● **EXERCISE INSTRUCTIONS**:
Lines in the listing below containing the string "source" are to be identified and copied.

START EXTRACTED MATERIAL

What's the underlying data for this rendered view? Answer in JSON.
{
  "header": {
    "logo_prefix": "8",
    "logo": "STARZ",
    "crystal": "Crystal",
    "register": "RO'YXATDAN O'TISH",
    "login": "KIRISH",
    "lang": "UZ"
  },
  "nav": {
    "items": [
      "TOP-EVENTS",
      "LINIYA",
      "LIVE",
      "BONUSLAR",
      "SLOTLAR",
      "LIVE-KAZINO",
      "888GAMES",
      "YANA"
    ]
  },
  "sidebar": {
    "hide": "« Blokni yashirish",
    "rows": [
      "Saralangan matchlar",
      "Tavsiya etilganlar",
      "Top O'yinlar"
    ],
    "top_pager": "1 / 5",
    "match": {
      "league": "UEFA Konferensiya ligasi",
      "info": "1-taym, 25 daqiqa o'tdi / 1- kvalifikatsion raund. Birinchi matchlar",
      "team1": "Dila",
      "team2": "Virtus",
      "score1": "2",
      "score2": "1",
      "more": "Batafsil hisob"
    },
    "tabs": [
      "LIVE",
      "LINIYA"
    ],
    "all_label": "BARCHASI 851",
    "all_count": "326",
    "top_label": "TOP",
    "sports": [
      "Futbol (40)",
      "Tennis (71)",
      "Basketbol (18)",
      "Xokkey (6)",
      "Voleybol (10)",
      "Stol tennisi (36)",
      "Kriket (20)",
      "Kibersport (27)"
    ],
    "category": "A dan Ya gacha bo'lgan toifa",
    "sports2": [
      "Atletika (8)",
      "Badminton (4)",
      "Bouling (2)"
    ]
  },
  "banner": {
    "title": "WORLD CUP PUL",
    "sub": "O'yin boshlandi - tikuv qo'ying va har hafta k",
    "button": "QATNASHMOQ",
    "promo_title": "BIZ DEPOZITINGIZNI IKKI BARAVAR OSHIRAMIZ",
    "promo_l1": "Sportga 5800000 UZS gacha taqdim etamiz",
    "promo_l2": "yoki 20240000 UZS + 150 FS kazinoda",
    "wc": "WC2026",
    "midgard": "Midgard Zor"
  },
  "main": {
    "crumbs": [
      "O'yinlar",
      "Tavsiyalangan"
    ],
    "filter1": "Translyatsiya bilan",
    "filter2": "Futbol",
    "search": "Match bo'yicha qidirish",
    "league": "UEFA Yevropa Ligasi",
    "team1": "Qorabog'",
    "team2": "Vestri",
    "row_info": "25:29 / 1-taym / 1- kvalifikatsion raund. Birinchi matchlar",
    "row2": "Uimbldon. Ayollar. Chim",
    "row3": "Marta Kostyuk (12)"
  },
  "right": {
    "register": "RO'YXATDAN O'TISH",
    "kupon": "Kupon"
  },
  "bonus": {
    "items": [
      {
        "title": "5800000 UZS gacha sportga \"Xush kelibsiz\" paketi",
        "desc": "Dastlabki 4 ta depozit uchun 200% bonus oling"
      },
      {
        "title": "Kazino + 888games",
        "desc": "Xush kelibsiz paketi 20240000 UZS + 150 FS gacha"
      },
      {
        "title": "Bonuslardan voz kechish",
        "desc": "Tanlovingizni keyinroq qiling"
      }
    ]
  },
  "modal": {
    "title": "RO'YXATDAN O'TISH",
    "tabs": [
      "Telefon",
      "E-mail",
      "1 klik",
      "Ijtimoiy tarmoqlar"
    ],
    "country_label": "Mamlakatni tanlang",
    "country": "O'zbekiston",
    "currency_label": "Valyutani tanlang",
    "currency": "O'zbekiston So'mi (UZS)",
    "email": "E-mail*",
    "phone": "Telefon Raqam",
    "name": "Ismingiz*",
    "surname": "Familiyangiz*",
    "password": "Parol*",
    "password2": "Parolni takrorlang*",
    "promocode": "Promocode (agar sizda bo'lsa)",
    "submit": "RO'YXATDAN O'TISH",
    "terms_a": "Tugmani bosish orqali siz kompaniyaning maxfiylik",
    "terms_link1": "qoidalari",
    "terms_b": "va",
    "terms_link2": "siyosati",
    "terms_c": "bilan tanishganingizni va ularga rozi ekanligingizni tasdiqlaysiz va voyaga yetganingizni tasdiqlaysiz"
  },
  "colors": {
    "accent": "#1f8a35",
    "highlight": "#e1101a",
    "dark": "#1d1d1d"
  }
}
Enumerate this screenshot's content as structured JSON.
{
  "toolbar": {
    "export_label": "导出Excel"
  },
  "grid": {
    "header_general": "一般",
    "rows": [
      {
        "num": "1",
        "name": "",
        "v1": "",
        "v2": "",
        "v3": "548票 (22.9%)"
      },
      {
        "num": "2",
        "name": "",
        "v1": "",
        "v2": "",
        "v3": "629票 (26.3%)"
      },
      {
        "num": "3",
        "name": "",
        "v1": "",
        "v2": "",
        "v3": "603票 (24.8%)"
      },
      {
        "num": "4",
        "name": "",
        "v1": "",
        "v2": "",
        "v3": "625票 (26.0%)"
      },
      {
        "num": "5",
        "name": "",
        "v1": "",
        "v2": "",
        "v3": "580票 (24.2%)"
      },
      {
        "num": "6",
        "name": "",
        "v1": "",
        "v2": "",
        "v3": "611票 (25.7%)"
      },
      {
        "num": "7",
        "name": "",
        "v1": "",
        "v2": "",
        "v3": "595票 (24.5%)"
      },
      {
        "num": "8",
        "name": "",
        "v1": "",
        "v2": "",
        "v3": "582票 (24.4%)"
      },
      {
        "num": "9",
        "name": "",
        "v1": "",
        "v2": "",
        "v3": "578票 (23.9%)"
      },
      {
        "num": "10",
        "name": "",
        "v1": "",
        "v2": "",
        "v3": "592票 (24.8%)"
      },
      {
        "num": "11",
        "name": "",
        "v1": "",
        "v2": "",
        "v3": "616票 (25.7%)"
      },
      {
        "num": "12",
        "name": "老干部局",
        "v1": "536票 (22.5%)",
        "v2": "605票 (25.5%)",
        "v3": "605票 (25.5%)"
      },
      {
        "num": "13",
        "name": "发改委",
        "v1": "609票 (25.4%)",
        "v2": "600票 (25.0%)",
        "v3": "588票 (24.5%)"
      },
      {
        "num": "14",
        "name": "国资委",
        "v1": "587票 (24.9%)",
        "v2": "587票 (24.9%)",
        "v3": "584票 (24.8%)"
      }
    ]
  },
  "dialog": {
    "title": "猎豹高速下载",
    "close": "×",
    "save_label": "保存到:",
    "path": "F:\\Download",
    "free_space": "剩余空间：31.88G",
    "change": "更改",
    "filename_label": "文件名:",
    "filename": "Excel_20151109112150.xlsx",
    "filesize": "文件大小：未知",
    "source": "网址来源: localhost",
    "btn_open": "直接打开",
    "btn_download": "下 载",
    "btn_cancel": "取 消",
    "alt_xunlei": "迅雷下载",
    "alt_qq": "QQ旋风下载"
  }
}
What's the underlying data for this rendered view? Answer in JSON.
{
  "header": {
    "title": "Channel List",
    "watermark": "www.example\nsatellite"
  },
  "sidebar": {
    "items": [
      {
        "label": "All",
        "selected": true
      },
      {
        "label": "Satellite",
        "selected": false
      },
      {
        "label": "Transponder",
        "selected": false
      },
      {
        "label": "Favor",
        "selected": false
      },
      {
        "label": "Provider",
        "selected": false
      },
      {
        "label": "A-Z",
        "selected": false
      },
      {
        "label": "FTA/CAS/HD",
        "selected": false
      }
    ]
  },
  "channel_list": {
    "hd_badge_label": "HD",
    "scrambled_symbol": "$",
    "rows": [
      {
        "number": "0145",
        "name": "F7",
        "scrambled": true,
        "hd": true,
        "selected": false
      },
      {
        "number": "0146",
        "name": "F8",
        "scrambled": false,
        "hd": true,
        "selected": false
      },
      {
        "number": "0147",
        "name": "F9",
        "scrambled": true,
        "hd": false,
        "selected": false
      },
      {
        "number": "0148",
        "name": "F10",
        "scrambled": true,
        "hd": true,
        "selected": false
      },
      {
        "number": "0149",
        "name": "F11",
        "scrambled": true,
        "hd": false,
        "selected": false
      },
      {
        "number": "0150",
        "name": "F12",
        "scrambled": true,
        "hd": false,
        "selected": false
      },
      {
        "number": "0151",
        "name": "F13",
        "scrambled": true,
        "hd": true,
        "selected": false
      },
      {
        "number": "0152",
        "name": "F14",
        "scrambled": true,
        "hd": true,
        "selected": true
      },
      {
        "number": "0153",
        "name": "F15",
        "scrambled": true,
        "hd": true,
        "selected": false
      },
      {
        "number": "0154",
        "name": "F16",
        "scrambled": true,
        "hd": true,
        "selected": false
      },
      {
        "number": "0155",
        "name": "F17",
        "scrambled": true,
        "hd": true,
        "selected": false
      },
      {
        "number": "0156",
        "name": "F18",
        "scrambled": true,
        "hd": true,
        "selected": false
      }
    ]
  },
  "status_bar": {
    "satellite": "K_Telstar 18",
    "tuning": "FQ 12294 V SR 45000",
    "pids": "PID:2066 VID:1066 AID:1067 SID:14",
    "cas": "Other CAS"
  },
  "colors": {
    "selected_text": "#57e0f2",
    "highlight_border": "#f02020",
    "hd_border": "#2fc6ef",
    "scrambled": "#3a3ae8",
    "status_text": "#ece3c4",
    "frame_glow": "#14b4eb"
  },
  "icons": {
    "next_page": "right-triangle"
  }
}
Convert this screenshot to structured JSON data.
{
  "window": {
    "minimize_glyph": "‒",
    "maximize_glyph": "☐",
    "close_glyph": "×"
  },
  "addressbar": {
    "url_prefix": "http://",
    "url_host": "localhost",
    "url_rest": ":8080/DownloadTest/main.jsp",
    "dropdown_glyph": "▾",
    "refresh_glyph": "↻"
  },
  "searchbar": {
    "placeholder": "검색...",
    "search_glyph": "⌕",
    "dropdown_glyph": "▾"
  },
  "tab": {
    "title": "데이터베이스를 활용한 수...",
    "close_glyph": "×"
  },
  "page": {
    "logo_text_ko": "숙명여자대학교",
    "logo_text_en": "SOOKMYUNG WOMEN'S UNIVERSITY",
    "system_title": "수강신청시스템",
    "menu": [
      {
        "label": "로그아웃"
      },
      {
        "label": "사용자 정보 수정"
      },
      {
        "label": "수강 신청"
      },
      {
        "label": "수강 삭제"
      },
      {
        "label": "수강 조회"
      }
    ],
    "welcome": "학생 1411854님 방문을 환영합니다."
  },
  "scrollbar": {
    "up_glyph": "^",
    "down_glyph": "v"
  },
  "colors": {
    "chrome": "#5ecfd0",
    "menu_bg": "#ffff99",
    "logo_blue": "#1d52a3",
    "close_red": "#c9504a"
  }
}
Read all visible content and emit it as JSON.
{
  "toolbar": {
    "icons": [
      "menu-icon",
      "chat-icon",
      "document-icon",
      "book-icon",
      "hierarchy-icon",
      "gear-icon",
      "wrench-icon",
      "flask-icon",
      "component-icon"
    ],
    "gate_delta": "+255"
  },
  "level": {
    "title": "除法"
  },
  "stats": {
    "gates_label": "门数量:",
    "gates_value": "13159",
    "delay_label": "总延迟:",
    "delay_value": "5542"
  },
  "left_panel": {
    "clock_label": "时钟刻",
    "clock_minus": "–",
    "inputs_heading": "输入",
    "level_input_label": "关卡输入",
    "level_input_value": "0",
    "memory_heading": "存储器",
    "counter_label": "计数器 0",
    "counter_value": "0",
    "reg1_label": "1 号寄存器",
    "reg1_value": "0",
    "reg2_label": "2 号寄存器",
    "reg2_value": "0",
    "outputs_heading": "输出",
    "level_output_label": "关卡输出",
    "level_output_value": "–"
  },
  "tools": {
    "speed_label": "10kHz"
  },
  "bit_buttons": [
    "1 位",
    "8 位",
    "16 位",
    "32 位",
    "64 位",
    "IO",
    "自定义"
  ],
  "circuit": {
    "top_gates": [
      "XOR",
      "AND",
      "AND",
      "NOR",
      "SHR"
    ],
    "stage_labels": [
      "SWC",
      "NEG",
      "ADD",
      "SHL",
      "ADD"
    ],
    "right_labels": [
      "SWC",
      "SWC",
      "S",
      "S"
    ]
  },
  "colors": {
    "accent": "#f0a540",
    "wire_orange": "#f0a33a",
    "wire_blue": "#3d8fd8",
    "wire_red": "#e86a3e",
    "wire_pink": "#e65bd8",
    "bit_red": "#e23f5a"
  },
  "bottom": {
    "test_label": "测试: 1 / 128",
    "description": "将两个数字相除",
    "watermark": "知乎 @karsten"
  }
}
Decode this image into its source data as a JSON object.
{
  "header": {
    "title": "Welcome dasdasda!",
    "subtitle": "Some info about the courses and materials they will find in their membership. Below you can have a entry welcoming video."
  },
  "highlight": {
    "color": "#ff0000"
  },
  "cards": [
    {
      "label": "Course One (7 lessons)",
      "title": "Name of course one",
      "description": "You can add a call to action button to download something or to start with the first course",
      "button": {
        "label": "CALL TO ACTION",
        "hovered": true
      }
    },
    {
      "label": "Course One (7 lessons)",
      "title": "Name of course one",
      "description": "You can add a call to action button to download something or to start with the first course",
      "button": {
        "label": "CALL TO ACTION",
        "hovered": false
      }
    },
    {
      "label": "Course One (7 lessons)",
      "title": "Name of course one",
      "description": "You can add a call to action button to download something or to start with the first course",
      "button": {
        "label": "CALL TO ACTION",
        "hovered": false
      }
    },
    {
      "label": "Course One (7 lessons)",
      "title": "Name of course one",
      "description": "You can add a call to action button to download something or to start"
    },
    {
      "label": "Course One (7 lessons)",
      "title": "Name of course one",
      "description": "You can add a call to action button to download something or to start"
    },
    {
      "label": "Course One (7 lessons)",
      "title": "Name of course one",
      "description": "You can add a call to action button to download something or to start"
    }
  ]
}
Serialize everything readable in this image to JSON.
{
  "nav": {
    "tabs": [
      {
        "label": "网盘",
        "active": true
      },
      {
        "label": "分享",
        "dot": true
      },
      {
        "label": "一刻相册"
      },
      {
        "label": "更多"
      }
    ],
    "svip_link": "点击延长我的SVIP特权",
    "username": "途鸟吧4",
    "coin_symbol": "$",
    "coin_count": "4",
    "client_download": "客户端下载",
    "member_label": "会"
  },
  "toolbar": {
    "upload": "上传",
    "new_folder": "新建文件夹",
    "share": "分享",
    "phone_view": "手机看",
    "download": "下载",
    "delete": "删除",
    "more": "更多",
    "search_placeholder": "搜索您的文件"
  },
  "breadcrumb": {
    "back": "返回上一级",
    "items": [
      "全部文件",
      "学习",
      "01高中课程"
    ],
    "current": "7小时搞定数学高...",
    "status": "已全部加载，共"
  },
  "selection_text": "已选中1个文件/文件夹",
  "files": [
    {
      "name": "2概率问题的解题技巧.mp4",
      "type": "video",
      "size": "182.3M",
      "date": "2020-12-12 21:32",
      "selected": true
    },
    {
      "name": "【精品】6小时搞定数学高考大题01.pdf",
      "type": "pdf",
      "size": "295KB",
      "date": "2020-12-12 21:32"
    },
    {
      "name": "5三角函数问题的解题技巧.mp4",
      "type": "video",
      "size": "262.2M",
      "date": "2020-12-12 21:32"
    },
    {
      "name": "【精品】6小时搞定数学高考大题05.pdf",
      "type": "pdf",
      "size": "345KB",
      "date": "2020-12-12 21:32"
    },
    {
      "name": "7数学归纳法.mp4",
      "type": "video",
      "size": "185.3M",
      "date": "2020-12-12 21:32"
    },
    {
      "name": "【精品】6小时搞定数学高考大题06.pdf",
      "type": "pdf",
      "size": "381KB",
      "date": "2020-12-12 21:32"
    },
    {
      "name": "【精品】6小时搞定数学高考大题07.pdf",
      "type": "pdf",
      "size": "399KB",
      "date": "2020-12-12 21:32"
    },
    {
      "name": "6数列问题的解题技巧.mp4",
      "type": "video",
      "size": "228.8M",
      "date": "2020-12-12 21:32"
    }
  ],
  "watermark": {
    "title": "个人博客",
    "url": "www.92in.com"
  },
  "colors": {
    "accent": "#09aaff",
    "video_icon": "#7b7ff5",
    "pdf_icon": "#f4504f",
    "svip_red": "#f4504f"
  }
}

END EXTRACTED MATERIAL

● **WRITTEN RESPONSE**:
    "source": "网址来源: localhost",
Decode this image into its source data as a JSON object.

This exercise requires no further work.